## A Math Degree in the Kitchen

So today I was making some rice, and I decided based on calorie load that I wanted more than 1/3 cup of rice, but less than 1/2.  I decided that 5/12 cup was acceptable, but my only tools were a 1/4 cup scoop and a 1/3 cup scoop.

I didn’t have to think very hard about this; I instantly knew it was possible to get 5/12 cup of rice with these tools, because 4 and 3 are relatively prime–i.e., they share no common factors.  More on this in a minute, but first, how to do it.

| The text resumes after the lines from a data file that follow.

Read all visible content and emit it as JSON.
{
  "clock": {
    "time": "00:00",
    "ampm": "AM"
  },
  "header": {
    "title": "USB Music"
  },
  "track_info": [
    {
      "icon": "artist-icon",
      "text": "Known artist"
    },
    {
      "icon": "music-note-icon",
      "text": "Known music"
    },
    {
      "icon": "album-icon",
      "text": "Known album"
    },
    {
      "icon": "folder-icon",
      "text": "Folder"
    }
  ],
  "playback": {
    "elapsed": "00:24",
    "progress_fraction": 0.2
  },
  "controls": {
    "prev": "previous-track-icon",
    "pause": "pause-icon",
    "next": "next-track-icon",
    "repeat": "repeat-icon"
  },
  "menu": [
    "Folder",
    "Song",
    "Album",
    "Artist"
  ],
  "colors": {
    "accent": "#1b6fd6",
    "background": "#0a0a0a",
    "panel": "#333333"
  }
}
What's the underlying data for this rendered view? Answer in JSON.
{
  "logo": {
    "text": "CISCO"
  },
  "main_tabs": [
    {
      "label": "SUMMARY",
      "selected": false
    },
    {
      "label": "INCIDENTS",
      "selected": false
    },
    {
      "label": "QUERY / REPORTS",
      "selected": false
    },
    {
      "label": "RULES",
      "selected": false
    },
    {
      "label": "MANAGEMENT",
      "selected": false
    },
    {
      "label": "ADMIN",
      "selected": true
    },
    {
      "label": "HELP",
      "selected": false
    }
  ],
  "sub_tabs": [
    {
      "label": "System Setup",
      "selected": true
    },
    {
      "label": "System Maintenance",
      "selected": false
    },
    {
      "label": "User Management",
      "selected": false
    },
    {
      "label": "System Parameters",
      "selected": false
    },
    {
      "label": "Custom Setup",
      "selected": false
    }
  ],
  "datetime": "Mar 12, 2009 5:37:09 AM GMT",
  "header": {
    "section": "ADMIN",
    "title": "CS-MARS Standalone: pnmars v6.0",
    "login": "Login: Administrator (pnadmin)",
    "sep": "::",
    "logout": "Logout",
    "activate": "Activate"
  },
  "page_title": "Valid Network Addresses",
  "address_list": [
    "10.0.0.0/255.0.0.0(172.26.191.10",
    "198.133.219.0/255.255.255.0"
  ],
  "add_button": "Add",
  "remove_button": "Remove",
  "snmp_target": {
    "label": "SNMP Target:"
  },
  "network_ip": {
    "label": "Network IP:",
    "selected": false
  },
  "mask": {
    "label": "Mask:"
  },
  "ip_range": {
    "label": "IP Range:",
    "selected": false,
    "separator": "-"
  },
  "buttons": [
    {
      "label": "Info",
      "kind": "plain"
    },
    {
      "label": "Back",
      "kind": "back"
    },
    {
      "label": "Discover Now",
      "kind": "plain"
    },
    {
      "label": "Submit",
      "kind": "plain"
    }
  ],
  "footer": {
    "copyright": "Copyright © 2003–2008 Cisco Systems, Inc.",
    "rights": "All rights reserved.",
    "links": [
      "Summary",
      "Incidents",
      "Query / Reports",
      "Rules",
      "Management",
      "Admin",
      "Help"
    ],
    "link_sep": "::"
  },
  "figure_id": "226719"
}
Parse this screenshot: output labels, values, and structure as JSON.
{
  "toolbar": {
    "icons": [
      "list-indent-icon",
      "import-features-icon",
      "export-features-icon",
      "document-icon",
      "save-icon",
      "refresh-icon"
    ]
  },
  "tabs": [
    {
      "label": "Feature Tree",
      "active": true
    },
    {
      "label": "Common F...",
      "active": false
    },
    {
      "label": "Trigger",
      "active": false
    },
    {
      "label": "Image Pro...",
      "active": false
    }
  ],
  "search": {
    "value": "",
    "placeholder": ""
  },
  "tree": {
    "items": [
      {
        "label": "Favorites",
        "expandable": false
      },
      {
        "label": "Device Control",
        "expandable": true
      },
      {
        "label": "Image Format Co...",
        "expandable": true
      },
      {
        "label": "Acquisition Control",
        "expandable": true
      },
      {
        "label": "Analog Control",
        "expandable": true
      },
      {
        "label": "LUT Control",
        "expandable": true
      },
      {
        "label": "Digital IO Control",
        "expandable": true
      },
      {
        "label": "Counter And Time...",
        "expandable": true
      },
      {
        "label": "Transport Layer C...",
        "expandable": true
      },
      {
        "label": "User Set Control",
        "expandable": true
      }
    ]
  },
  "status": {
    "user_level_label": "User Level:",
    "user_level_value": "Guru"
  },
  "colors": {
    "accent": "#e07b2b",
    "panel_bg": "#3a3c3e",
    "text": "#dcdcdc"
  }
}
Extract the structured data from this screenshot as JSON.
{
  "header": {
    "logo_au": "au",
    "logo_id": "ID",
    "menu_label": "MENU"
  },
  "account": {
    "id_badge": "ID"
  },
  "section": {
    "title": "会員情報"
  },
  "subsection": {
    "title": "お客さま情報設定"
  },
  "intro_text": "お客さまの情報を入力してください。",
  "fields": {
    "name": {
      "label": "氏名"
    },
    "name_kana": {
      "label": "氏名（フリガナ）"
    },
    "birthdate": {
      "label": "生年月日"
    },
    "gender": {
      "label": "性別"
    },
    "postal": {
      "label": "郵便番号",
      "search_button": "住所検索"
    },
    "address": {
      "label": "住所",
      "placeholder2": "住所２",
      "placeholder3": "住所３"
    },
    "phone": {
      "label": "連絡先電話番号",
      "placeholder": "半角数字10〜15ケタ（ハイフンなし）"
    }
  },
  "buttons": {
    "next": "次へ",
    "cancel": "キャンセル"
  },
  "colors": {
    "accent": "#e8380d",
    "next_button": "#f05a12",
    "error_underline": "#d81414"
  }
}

It’s a very uncomplicated idea, and it should look very similar to the Diehard 3 water puzzle.  In the film, John McClain has a 3 liter jug and a 5 liter jug, and wants to get exactly 4 liters of water.  My rice puzzle is basically the same game.    To get my 5/12 cup of rice, I fill the 1/3 cup scoop and pour that rice into my rice cooker.  Then I again fill the 1/3 scoop and pour that (without spilling) into the 1/4 scoop.  How much remains in the 1/3 scoop?  Well, I had 4/12 cup of rice in it, and I took out 3/12 cup of rice.  So only 1 remains in the 1/3 cup scoop.  Add the 1/12 to the rice cooker, and since 1/3+1/12=5/12, we’re done.  And although that’s how I did it, I actually didn’t even need to get the rice cooker involved.  I can form 5/12 cups inside the scoops without having to use another vessel (though the thing holding all my rice is allowed).  I could have filled the 1/3 cup scoop, poured that into the 1/4 cup scoop, emptied the 1/4 cup scoop, poured the 1/12 cup in the 1/3 cup scoop into the 1/4 cup scoop, then filled the 1/3 cup scoop.  Tada!

I warned you that it was very uncomplicated; the above is really not very interesting on any level.  What is interesting is why this works, and how I knew so quickly that it must be possible to do it.  If you don’t know why, then all that stuff I just wrote might seem like a cute curiosity, when really there is a very basic underlying principle involved.  Instead of needing to ask “I wonder if it’s possible to get 1/6 cups of rice with those tools”, I can instantly say that the answer is “yes”.  I didn’t have to think about it at all.  Here’s how it works.

Instead of thinking of the scoops as 1/4 and 1/3 cup, I’ll do you a favor and eliminate the fractions for you.  Let’s think of them as 3 and 4 serving scoops (out of 12), respectively.  Believe it or not, we’re almost done.  As it turns out, if the greatest common divisor (written $gcd$) of these two values (in this case 3 and 4 from 1/4 cup and 1/3 cup scoops, respectively) is 1, then it’s possible to get any of 1/12, 2/12, 3/12, 4/12, 5/12, 6/12, or 7/12 cups of rice (maxing out at 3+4=7, because that’s the maximum amount of stuff our two scoops can hold).  Said another way, I can get 1, 2, 3, 4, 5, 6, or 7 servings (out of 12) in this fashion.  Why?  Because if $gcd(3,4)=1$ (and thank goodness that’s the case), then there exist integers $x$ and $y$ satisfying

$3x+4y=1$

But that isn’t what I wanted!  I wanted something like $3a+4b=5$.  But this is easy.  Multiply the above equation on both sides by 5 and we get

$5(3x+4y)=3(5x)+4(5y)=5$

So just call $5x=a$ and $5y=b$.  So it must be possible.

And people say that pure math has no practical application.